  1. Fun fact: Nobuhiro Watsuki, the author of Rurouni Kenshin, is actually a big fan of Western superhero comics. Several character designs in RK take some influence from figures you’d probably recognize.

  2. definently checking some of these out. These articles have got me back into manga, haven’t read any since I was a teen, thanks!

  3. Takehiko Inoue best mangaka ever!

  4. Kuroshitsuji Vol. 3, by the way was awesome. It ended that Jack the Ripper story line that seems to be in every victorian era story.

  5. I have started Vagabond and the art in it is spectacular. i am always amazed at the level of detail that is in each panel.

    I need to get more of these!

  6. Bornln1142: Really, any you know of? I’m a big fan and can see some style influence but I couldn’t pick out a single superhero character influence.

  7. @JesTr: Shinomori Aoshi was influenced by Gambit, hence the trench coat. One of the minor villains, Akamatsu Arudo, that Saito Hajime sends as a proxy to test Kenshin was inspired by Omega Red (he fights with a ball-chain and sickle instead of tentacles). Watsuki was also heavily influenced by the Samurai Showdown video games as well as the Marvel and X-Men fighting games Capcom made.

    Ruroni Kenshin is a great introduction to the late-Tokugawa/early Meiji period of Japan, especially if you want to learn about the Shinsengumi.

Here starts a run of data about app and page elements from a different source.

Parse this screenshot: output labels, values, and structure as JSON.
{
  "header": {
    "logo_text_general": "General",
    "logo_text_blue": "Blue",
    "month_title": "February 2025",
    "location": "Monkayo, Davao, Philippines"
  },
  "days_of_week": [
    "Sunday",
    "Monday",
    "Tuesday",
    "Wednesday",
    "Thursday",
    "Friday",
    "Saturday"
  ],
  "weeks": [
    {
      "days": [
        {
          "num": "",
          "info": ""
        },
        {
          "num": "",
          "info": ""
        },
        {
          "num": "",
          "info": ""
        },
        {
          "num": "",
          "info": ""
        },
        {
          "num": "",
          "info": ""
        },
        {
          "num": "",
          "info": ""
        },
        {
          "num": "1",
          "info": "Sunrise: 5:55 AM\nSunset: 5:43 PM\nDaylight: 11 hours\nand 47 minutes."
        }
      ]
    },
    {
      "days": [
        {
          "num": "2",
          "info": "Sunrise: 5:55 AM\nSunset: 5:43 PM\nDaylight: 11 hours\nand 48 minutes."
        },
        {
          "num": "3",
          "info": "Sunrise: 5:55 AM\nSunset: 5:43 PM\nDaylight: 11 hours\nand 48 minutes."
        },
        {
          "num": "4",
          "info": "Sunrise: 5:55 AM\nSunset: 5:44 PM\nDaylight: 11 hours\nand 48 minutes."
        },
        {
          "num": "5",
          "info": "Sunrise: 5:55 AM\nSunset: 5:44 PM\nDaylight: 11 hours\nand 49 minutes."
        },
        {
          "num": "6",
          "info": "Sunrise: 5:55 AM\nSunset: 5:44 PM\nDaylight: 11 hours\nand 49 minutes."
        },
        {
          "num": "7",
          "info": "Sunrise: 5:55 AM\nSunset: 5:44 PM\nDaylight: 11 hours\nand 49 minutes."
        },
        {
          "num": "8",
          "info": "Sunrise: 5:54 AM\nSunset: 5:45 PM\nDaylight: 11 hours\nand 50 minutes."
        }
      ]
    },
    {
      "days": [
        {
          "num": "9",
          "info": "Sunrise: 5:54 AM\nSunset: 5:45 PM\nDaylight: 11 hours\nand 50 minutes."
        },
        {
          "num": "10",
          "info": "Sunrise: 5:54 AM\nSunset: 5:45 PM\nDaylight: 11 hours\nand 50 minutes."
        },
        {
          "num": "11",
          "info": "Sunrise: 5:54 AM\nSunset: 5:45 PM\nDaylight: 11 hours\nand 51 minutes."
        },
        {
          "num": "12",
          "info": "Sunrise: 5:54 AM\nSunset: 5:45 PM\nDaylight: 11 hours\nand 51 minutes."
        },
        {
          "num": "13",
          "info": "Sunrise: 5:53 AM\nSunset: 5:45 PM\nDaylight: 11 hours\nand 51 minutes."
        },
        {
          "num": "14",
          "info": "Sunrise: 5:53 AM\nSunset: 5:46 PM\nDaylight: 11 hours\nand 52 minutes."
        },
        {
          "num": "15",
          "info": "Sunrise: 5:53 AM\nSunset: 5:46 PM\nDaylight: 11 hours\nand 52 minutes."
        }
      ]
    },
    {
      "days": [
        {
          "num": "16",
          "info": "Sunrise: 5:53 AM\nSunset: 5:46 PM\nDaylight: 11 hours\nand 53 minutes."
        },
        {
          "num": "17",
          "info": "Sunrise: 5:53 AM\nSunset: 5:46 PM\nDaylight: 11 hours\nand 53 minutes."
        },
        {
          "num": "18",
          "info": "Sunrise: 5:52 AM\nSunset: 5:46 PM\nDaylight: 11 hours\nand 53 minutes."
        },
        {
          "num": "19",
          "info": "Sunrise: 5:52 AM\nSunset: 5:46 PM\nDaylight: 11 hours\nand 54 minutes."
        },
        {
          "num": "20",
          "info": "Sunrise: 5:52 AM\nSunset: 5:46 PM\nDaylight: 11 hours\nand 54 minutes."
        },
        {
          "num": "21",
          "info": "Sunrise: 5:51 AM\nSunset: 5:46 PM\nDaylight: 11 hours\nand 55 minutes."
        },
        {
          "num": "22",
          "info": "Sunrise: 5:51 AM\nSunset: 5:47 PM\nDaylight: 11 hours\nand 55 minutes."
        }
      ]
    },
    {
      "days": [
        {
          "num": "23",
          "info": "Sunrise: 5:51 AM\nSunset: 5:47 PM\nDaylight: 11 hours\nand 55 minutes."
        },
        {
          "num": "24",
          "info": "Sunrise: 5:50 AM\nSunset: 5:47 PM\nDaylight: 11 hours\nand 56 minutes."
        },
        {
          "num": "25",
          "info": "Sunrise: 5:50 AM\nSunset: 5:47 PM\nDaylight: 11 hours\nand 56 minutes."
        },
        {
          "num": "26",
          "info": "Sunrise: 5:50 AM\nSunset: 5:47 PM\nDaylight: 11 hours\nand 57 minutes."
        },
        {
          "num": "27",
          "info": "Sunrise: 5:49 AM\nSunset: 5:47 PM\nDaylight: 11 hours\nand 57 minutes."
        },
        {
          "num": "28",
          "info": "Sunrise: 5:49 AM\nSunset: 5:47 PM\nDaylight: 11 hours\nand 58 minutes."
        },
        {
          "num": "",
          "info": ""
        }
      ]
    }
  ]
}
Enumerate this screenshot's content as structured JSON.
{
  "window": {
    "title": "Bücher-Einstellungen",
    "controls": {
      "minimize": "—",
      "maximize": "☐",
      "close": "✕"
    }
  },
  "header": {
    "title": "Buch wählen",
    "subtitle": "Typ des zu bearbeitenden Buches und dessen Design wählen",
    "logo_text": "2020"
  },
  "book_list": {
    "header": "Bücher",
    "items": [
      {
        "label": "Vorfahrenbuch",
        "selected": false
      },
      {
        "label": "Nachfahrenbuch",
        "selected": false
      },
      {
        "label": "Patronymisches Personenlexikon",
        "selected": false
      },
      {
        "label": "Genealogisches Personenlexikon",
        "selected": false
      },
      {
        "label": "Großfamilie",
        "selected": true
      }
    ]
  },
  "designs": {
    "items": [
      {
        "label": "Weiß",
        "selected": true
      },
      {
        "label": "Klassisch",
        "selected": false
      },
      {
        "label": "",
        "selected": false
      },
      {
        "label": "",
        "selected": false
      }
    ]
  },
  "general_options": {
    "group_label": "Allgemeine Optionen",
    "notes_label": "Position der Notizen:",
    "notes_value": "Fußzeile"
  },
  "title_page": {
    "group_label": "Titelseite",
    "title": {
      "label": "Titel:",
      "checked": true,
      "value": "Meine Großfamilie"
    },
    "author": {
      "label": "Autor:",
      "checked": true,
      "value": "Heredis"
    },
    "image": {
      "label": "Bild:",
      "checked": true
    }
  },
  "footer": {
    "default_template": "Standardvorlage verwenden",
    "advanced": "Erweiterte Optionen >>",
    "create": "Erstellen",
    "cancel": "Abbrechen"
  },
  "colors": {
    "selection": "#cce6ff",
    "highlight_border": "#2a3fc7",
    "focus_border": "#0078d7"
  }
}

    If you like Vagabond, you might want to check out the book that inspired it: "Miyamoto Musashi" by Eiji Yoshikawa. Both the comic and the book offer a realistic view of life in feudal Japan in the early 17th century. Also, if you study kendo, Vagabond has some good advice in there. 

     

  8. Alright, next time let’s get an article on how "Death Note" is the greatest comic ever made!  ^_^

  9. Sign me up for Vinland Saga. Vikings FTW!

  10. Great article, Molly!! 😀

    "VAGABOND" FTW!!!! 😀

    And "VINLAND SAGA" looks awesome!!

  11. @JesTr

    Aside from what Kodaiji mentioned, the example that always stuck to my mind is Hiko Seijuro. He has Spawn’s cape, pretty much. It’s mostly a lot of little things, because frankly, Watsuki is too good a character designer to copy characters wholly. One of Aoshi’s underlings had Wolverine’s claws, that one assassin guy wore a mask that looked a hell of a lot like Venom, that sort of thing.

  12. @kodaji & @Bornln1142: Cool thanks guys. I think that Gambit is a bit of a strectch but I totally see Akamatsu and Hiko.

    I like historical manga and anime but what I really go for is the time period.  I don’t care so much if it is historically accurate and sticks to facts. I just like ones that take place in times of fedual Japan, medieval Europe, the wild west. I just find it interesting to see what the Japanese perspective on these other periods are like.